a Young Boy
William Hickey's powers of observation were with hsm from
a young age. This was his description of a neighbor, Thomas
Hudson, at their home in Twickenham:
"His figure was rather grotesque, being uncommonly low in
stature with a prodigious belly and constantly wearing a large white
bushy periwig. He was remarkably good tempered and one of my
first-rate favorites, notwithstanding that he often told me that I
should certainly be hanged."
Hudson's irascibility came about because William would
frequently play tricks on him. One one occasion he kicked
the stick away from under him while Hudson was talking to his
father. Down went poor Husdon on his fat paunch. William
took to his heels and only escaped severe punishment because Hudson in
his fury had flung a heavy stick at him, missing him narrowly.
Some time later William borrowed a canoe from another
neighbor, a Mr. Hindley. He then simulated drowning from the
canoe which caused short-term consternation.
William Hickey was sent away to India by his father at
the age of nineteen.
Cornelius Hickey's Family Bible
Cornelius Hickey had moved to Knox county, Tennessee in 1800 and his family Bible was published in Philadelphia in 1814. These were the early birth records recorded in Cornelius's handwriting:
|| October 15
|| October 28
|| May 10
|| September 8
|| August 23
||1802|| September 23
|| November 20
|| November 20
|| July 10
|| May 11
|| December 15
|| October 13
Michael Hickey's Death in
Folklore has it that Michael arrived in Iowa driving a mixed team of an oxen and a horse pulling a wagon, possibly through Iowa City. He died in 1867 and was buried at Great Oak on the banks of the Des Moines, along with two of his grandchildren.
At his death old Michael would have been 79 years old.
There was no priest yet resident in Palo Alto county. Probably

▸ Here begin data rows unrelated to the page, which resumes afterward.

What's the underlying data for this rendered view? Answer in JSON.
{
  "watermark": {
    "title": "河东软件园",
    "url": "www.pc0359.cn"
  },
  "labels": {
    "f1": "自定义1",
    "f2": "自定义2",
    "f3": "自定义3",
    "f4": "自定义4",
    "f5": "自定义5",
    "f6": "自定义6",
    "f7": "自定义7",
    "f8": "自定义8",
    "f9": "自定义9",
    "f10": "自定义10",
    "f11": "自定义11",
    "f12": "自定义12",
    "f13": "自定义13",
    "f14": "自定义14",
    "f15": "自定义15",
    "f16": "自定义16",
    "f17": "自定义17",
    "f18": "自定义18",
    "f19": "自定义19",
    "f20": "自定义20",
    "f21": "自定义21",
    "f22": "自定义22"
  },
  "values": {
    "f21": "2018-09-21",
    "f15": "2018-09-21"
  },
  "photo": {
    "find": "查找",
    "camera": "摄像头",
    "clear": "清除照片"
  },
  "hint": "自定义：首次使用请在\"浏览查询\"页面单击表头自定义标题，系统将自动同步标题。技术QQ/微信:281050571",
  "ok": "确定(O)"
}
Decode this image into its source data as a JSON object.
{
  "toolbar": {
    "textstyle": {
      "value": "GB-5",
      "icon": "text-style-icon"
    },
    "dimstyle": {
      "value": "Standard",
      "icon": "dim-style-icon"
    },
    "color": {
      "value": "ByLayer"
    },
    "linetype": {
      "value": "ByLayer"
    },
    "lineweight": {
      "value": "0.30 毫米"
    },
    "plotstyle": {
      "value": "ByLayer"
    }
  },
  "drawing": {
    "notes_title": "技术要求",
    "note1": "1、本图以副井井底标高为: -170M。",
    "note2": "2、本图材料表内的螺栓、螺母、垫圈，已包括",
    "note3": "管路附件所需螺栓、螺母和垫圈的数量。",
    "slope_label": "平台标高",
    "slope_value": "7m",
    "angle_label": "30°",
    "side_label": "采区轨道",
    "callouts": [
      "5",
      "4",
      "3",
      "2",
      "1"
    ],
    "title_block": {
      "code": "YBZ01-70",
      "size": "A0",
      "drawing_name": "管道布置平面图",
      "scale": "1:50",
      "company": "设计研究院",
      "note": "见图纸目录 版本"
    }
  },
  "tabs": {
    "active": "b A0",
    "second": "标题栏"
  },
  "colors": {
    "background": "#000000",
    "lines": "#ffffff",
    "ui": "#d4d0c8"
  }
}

his son James, who was familiar with funeral services, conducted a
brief burial service. His wife Margaret was known to "lay-out the
dead" and that honor no doubt went to her. A simple Irish wake
followed in the Hickey log cabin.
A team of horses and wagon provided for the short route to
the ancient Indian burial hill, only a couple of hundred feet to the
south of the Hickey Great Oak cabin. Many of the healthy pioneer
members of the Irish "patch" attended the simple ceremony.
Margaret, known as "the good woman" by the local itinerant Sioux
Indians for her handouts, would have provided a lunch and refreshments
in her humble log cabin for the mourners.
James Hickey and Saddam Hussein's Capture
It was he who led the dramatic raid on the farm near Tikrit which led to Saddam's capture. Images of him congratulating his troops and celebrating moments after the arrest were broadcast around the world. He was a reluctant media hero. But he returned to a "hero's welcome" in his home town of Chicago.